* _TASK_
In this exercise, every entry below is to be reproduced word for word.

Website and app data records
------------------------------------------------
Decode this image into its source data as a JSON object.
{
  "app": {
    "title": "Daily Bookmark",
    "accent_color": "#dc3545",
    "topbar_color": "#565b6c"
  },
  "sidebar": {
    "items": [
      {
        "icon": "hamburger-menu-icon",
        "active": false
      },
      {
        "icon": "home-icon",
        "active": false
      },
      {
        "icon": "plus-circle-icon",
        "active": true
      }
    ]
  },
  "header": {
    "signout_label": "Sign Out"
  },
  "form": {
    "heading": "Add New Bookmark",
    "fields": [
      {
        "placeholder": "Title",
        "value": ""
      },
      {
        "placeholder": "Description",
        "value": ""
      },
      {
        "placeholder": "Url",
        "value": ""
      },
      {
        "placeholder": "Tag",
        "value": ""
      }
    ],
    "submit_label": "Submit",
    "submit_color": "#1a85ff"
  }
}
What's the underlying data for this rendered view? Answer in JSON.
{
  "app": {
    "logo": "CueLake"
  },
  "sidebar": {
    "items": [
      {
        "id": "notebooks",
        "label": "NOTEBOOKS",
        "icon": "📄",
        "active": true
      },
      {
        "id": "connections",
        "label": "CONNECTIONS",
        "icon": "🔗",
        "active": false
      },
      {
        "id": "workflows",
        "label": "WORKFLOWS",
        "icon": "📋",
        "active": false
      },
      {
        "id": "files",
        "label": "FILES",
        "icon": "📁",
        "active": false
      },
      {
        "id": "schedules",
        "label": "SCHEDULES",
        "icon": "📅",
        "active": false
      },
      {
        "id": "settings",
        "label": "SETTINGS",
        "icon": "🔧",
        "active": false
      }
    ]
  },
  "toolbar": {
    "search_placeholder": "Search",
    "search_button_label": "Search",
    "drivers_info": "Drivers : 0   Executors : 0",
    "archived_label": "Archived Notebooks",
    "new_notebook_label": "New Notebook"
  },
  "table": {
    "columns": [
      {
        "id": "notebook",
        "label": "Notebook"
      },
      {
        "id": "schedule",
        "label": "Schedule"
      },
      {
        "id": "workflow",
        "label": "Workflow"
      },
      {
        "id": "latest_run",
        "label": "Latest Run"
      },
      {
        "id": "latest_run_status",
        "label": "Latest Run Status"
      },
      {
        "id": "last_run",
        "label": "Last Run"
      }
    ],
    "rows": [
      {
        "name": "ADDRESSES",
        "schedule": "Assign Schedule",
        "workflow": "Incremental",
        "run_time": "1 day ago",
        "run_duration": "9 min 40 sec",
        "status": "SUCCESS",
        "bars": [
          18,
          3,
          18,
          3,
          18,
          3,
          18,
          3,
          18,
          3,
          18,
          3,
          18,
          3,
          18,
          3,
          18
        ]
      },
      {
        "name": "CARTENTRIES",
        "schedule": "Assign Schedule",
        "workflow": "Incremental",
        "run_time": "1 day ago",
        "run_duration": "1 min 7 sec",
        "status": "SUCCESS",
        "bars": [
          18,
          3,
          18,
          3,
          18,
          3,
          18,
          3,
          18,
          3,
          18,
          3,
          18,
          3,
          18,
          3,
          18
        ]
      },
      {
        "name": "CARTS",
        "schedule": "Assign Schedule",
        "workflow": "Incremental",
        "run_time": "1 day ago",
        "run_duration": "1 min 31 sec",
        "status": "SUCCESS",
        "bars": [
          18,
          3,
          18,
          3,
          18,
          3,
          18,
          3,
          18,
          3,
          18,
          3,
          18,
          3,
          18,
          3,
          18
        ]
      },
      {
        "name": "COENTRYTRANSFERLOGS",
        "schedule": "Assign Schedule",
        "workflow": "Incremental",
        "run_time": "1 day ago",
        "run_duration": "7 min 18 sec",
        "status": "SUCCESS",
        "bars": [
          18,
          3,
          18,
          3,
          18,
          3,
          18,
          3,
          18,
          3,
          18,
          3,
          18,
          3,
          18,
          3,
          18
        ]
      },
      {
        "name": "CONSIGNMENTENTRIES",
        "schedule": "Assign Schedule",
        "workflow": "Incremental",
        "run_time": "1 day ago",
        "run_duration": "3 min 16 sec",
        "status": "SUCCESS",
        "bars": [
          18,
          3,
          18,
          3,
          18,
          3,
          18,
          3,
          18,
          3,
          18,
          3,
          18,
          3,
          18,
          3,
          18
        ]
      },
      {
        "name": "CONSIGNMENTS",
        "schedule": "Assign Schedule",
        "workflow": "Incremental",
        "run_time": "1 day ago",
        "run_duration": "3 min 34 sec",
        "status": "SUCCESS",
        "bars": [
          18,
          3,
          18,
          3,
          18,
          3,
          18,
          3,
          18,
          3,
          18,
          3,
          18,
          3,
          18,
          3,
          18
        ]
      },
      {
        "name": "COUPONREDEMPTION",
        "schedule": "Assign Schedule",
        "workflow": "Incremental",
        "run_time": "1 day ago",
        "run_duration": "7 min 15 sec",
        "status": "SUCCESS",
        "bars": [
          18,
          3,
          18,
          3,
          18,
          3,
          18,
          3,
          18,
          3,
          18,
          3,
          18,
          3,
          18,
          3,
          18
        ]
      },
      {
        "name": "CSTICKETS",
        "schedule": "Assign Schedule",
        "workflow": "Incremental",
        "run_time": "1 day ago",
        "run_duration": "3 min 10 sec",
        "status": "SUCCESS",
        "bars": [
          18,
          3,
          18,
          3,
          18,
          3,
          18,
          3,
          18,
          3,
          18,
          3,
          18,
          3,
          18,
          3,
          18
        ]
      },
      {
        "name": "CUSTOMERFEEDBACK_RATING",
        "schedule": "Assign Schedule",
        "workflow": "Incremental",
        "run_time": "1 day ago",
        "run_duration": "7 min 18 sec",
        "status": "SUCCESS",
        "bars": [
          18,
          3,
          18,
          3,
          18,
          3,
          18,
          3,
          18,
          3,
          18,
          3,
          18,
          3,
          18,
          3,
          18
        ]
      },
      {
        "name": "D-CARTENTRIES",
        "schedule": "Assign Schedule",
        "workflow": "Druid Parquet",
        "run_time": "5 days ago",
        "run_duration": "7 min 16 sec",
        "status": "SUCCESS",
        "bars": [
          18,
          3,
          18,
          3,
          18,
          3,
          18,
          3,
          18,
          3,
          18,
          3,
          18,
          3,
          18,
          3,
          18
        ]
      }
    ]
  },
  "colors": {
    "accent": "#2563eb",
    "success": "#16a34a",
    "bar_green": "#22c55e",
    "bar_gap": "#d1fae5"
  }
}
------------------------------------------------
* _EXPECTED ANSWER_
Decode this image into its source data as a JSON object.
{
  "app": {
    "title": "Daily Bookmark",
    "accent_color": "#dc3545",
    "topbar_color": "#565b6c"
  },
  "sidebar": {
    "items": [
      {
        "icon": "hamburger-menu-icon",
        "active": false
      },
      {
        "icon": "home-icon",
        "active": false
      },
      {
        "icon": "plus-circle-icon",
        "active": true
      }
    ]
  },
  "header": {
    "signout_label": "Sign Out"
  },
  "form": {
    "heading": "Add New Bookmark",
    "fields": [
      {
        "placeholder": "Title",
        "value": ""
      },
      {
        "placeholder": "Description",
        "value": ""
      },
      {
        "placeholder": "Url",
        "value": ""
      },
      {
        "placeholder": "Tag",
        "value": ""
      }
    ],
    "submit_label": "Submit",
    "submit_color": "#1a85ff"
  }
}
What's the underlying data for this rendered view? Answer in JSON.
{
  "app": {
    "logo": "CueLake"
  },
  "sidebar": {
    "items": [
      {
        "id": "notebooks",
        "label": "NOTEBOOKS",
        "icon": "📄",
        "active": true
      },
      {
        "id": "connections",
        "label": "CONNECTIONS",
        "icon": "🔗",
        "active": false
      },
      {
        "id": "workflows",
        "label": "WORKFLOWS",
        "icon": "📋",
        "active": false
      },
      {
        "id": "files",
        "label": "FILES",
        "icon": "📁",
        "active": false
      },
      {
        "id": "schedules",
        "label": "SCHEDULES",
        "icon": "📅",
        "active": false
      },
      {
        "id": "settings",
        "label": "SETTINGS",
        "icon": "🔧",
        "active": false
      }
    ]
  },
  "toolbar": {
    "search_placeholder": "Search",
    "search_button_label": "Search",
    "drivers_info": "Drivers : 0   Executors : 0",
    "archived_label": "Archived Notebooks",
    "new_notebook_label": "New Notebook"
  },
  "table": {
    "columns": [
      {
        "id": "notebook",
        "label": "Notebook"
      },
      {
        "id": "schedule",
        "label": "Schedule"
      },
      {
        "id": "workflow",
        "label": "Workflow"
      },
      {
        "id": "latest_run",
        "label": "Latest Run"
      },
      {
        "id": "latest_run_status",
        "label": "Latest Run Status"
      },
      {
        "id": "last_run",
        "label": "Last Run"
      }
    ],
    "rows": [
      {
        "name": "ADDRESSES",
        "schedule": "Assign Schedule",
        "workflow": "Incremental",
        "run_time": "1 day ago",
        "run_duration": "9 min 40 sec",
        "status": "SUCCESS",
        "bars": [
          18,
          3,
          18,
          3,
          18,
          3,
          18,
          3,
          18,
          3,
          18,
          3,
          18,
          3,
          18,
          3,
          18
        ]
      },
      {
        "name": "CARTENTRIES",
        "schedule": "Assign Schedule",
        "workflow": "Incremental",
        "run_time": "1 day ago",
        "run_duration": "1 min 7 sec",
        "status": "SUCCESS",
        "bars": [
          18,
          3,
          18,
          3,
          18,
          3,
          18,
          3,
          18,
          3,
          18,
          3,
          18,
          3,
          18,
          3,
          18
        ]
      },
      {
        "name": "CARTS",
        "schedule": "Assign Schedule",
        "workflow": "Incremental",
        "run_time": "1 day ago",
        "run_duration": "1 min 31 sec",
        "status": "SUCCESS",
        "bars": [
          18,
          3,
          18,
          3,
          18,
          3,
          18,
          3,
          18,
          3,
          18,
          3,
          18,
          3,
          18,
          3,
          18
        ]
      },
      {
        "name": "COENTRYTRANSFERLOGS",
        "schedule": "Assign Schedule",
        "workflow": "Incremental",
        "run_time": "1 day ago",
        "run_duration": "7 min 18 sec",
        "status": "SUCCESS",
        "bars": [
          18,
          3,
          18,
          3,
          18,
          3,
          18,
          3,
          18,
          3,
          18,
          3,
          18,
          3,
          18,
          3,
          18
        ]
      },
      {
        "name": "CONSIGNMENTENTRIES",
        "schedule": "Assign Schedule",
        "workflow": "Incremental",
        "run_time": "1 day ago",
        "run_duration": "3 min 16 sec",
        "status": "SUCCESS",
        "bars": [
          18,
          3,
          18,
          3,
          18,
          3,
          18,
          3,
          18,
          3,
          18,
          3,
          18,
          3,
          18,
          3,
          18
        ]
      },
      {
        "name": "CONSIGNMENTS",
        "schedule": "Assign Schedule",
        "workflow": "Incremental",
        "run_time": "1 day ago",
        "run_duration": "3 min 34 sec",
        "status": "SUCCESS",
        "bars": [
          18,
          3,
          18,
          3,
          18,
          3,
          18,
          3,
          18,
          3,
          18,
          3,
          18,
          3,
          18,
          3,
          18
        ]
      },
      {
        "name": "COUPONREDEMPTION",
        "schedule": "Assign Schedule",
        "workflow": "Incremental",
        "run_time": "1 day ago",
        "run_duration": "7 min 15 sec",
        "status": "SUCCESS",
        "bars": [
          18,
          3,
          18,
          3,
          18,
          3,
          18,
          3,
          18,
          3,
          18,
          3,
          18,
          3,
          18,
          3,
          18
        ]
      },
      {
        "name": "CSTICKETS",
        "schedule": "Assign Schedule",
        "workflow": "Incremental",
        "run_time": "1 day ago",
        "run_duration": "3 min 10 sec",
        "status": "SUCCESS",
        "bars": [
          18,
          3,
          18,
          3,
          18,
          3,
          18,
          3,
          18,
          3,
          18,
          3,
          18,
          3,
          18,
          3,
          18
        ]
      },
      {
        "name": "CUSTOMERFEEDBACK_RATING",
        "schedule": "Assign Schedule",
        "workflow": "Incremental",
        "run_time": "1 day ago",
        "run_duration": "7 min 18 sec",
        "status": "SUCCESS",
        "bars": [
          18,
          3,
          18,
          3,
          18,
          3,
          18,
          3,
          18,
          3,
          18,
          3,
          18,
          3,
          18,
          3,
          18
        ]
      },
      {
        "name": "D-CARTENTRIES",
        "schedule": "Assign Schedule",
        "workflow": "Druid Parquet",
        "run_time": "5 days ago",
        "run_duration": "7 min 16 sec",
        "status": "SUCCESS",
        "bars": [
          18,
          3,
          18,
          3,
          18,
          3,
          18,
          3,
          18,
          3,
          18,
          3,
          18,
          3,
          18,
          3,
          18
        ]
      }
    ]
  },
  "colors": {
    "accent": "#2563eb",
    "success": "#16a34a",
    "bar_green": "#22c55e",
    "bar_gap": "#d1fae5"
  }
}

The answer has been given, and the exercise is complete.